Lynda S. Waggoner is curator and administrator of Fallingwater. While still in high school, she was hired as a guide at Fallingwater, a circumstance that led her to study architecture and art history. In 1985, after a hiatus of nearly ten years, she returned to the site to assume her present duties and oversee the award-winning preservation of the building. Ms. Waggoner resides with her husband in the remote Pennsylvania country of the Laurel Highlands in a house she loves almost as much as Fallingwater.
Most Helpful Customer Reviews
Fallingwater is considered by many to be Frank Lloyd Wright's greatest home design, and by many others to be one of the very finest American homes ever built. Perched atop a waterfall in southwestern Pennsylvania in the Allegheny mountains, the site is visually stunning . . . and the home's organic connection to the site will astonish you. Fallingwater was designed for the Edgar Kaufmann family of Pittsburgh to be a weekend retreat away from the bustle of city life. One of Frank Lloyd Wright's comments about homes is that they must be 'integral to site; integral to environment; integral to the life of the inhabitants.' Judged by that standard, you will agree, if you are like me, that Fallingwater is his best work. The Kaufmanns wanted to have a romantic experience in the house, and he certainly provided them with one. The siting allows a Southern exposure for almost all of the rooms, a view of the waterfall and/or woods, and the constant sound of the waterfall. The final design captures nicely his sense of Nature's dual character, 'unrestrained . . . power in contrast to its subtler, ordered beauty.' The material and colors are drawn from the area as much as possible, and in some views, the home seems like simply part of the rocks it is perched on. The quotes are usually attached to specific photographs that catch the various views you see of Fallingwater from any ground position or perspective and the views from Fallingwater. They capture ideas from Wright and nonarchitectural thinkers as diverse as Thoreau and Ruskin. The photographs are the best part of this book. Since you will probably not be one of the 160,000 visitors who come in most years, these images are the way you can know the home. Almost all are in color, and are nicely distributed throughout the four seasons. My only complaint is that the book's page size should have been larger to permit a stronger connection between the viewer and these remarkable scenes. If you are like me, you will hear the water as you commune with the images. Through the essay and quotes, Fallingwater curator and administrator Lynda S. Waggoner does a marvelous job of using Fallingwater to also demonstrate the essential concepts of all Frank Lloyd Wright's architecture and interior design. After you read and enjoy this book, think a little about where you live. How have you made nature more accessible? What else could you do to make your living there to be more relaxed and natural, and to balance the rest of your life? Feel connected to all the life and natural objects around you . . . and be refreshed! Donald Mitchell, co-author of The Irresistible Growth Enterprise and The 2,000 Percent Solution

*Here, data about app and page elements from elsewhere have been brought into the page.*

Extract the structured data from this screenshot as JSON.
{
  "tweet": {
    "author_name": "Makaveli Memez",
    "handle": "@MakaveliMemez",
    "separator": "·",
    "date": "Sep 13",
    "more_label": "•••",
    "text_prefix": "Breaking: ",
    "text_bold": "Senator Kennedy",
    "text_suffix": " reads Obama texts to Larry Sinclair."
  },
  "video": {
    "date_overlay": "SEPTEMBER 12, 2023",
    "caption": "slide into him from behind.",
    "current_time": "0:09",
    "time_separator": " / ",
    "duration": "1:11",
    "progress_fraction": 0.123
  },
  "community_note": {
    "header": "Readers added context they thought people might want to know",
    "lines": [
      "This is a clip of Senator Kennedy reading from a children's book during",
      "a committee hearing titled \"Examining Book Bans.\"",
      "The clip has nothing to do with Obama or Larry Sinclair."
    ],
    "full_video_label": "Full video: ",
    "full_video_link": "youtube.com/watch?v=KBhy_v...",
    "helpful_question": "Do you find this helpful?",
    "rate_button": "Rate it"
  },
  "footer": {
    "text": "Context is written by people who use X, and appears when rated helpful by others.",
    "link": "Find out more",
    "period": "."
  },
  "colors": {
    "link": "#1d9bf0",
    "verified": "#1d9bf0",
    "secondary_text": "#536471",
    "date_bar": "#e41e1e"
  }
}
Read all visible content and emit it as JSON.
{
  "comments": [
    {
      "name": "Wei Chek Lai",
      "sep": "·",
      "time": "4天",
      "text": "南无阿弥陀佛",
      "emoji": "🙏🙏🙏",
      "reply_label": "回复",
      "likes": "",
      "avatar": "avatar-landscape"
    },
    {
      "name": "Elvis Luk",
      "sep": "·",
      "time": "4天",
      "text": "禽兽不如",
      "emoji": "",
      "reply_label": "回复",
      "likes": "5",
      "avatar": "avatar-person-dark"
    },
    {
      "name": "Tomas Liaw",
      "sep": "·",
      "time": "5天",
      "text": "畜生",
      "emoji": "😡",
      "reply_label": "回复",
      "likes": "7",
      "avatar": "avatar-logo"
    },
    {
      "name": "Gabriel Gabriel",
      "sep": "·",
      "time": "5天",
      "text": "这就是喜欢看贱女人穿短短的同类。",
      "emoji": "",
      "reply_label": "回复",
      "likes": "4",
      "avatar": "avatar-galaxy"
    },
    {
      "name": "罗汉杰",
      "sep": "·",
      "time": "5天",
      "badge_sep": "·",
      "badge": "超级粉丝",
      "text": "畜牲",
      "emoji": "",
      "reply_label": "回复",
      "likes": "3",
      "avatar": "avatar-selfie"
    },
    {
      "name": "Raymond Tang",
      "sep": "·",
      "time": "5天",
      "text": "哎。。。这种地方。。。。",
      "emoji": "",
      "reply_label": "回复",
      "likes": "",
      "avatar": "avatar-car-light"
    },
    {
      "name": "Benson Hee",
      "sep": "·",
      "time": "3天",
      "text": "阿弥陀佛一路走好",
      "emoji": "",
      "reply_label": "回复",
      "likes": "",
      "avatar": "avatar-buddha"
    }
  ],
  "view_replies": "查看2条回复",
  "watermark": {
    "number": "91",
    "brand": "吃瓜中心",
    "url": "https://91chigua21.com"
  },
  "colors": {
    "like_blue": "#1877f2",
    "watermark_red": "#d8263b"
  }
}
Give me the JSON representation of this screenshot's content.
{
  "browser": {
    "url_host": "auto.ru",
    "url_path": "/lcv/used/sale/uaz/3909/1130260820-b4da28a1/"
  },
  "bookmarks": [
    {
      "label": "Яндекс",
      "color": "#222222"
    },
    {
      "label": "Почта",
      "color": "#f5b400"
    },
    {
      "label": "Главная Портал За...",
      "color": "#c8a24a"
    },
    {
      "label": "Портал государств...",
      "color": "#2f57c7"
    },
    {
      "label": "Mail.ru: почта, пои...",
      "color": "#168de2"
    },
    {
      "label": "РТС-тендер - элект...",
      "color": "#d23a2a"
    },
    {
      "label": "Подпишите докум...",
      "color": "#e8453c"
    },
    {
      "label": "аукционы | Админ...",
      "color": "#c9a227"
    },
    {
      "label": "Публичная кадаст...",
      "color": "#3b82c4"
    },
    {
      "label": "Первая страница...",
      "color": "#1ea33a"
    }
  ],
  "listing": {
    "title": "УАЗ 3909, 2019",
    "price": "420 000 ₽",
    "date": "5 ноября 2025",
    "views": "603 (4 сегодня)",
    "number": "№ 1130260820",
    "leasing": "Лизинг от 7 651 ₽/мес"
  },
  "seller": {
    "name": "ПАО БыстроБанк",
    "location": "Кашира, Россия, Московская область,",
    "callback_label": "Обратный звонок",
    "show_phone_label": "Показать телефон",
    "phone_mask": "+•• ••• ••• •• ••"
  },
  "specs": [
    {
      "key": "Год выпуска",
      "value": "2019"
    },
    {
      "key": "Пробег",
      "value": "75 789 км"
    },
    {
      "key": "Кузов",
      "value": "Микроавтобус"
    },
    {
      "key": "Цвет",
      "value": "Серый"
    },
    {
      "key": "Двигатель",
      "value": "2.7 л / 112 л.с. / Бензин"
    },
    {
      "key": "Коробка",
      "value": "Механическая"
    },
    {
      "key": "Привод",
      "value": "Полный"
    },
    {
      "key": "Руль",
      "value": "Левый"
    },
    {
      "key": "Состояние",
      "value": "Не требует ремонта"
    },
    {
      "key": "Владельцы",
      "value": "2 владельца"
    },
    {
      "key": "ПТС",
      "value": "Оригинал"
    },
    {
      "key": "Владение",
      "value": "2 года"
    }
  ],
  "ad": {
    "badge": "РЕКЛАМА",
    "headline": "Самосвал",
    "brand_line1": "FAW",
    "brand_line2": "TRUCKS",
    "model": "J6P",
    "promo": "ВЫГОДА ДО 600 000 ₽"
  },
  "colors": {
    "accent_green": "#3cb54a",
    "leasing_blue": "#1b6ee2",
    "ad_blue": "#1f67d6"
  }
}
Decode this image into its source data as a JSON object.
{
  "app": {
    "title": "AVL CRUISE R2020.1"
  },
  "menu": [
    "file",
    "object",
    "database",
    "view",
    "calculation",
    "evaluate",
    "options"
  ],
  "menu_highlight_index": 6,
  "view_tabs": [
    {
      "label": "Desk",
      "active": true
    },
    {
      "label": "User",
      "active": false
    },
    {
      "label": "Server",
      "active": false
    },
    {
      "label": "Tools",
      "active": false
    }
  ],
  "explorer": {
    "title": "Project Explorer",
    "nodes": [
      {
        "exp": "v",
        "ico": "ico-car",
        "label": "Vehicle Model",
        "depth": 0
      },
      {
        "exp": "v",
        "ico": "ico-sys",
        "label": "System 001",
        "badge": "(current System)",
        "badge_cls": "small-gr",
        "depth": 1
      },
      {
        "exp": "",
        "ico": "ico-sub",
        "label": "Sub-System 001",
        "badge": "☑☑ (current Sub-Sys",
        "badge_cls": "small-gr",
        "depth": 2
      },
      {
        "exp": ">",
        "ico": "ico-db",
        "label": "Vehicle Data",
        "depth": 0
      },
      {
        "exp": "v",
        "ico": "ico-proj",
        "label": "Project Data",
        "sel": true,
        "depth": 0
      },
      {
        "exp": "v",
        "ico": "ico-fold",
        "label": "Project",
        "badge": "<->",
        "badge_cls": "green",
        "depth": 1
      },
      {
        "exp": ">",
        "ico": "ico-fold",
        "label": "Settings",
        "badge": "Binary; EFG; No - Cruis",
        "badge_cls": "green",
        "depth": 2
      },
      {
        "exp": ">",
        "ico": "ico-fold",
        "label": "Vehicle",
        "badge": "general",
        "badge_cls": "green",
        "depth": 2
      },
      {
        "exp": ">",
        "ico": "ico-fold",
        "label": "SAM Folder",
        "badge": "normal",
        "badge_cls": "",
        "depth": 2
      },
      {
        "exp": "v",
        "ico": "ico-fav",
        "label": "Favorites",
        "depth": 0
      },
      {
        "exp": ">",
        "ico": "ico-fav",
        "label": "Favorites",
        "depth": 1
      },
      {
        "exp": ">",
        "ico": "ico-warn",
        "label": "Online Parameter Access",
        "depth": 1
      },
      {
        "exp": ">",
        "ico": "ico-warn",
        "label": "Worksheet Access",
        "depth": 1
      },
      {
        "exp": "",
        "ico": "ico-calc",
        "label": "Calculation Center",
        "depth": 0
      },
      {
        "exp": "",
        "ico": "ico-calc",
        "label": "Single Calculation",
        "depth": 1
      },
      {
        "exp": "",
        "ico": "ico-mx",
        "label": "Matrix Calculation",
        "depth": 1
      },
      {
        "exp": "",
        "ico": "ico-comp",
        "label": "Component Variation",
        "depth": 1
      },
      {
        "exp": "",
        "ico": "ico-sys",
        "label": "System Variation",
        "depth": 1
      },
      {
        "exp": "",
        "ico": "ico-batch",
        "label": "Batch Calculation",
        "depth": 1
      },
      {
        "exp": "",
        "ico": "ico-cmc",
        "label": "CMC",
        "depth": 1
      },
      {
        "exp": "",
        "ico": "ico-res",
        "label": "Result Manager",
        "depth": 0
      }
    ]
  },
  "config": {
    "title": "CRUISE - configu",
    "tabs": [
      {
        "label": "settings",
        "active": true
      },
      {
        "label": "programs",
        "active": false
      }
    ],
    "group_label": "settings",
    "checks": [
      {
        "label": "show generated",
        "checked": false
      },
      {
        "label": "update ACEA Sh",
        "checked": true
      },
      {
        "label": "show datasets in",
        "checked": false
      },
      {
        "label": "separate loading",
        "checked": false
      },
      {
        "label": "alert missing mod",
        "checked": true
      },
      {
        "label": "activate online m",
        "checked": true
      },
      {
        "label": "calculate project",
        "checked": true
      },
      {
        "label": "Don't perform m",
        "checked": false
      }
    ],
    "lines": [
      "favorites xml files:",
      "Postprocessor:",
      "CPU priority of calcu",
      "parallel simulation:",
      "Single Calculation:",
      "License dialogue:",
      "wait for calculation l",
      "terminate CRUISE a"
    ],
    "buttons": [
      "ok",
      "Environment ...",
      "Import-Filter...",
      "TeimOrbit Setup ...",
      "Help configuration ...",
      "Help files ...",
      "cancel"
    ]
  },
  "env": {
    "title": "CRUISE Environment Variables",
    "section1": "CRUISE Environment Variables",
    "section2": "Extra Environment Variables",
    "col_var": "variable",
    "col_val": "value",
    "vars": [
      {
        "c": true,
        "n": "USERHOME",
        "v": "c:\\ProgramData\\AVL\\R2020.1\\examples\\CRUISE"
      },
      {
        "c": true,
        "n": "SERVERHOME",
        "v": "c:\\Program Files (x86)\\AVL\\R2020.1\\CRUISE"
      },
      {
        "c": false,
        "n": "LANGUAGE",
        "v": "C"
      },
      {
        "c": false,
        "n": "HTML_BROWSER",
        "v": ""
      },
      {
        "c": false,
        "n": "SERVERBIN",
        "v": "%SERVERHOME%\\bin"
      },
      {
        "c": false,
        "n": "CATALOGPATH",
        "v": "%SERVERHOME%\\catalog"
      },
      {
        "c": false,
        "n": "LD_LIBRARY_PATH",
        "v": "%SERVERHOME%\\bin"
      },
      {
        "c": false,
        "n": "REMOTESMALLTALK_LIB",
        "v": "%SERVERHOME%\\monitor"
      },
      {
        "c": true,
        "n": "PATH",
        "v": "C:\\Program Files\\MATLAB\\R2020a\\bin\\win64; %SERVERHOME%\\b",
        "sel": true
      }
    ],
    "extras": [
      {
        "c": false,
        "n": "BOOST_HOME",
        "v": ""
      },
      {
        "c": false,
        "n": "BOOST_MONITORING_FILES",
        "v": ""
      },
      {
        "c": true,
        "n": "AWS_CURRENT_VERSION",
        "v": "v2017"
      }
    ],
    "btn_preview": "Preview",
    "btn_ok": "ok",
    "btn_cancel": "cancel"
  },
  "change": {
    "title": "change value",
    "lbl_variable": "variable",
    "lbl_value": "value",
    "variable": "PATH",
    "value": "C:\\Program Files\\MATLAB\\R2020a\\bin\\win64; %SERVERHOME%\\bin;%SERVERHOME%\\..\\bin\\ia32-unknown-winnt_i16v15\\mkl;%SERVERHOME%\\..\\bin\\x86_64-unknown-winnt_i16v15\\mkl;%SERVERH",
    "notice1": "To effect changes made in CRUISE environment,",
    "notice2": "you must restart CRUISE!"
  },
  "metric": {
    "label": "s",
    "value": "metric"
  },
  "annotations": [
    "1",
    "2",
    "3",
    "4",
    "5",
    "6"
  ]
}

Great pictures in all seasons so the house can truly be imagined. Even a blueprint is included as a background. The written passages are clear and perfect for precocious children...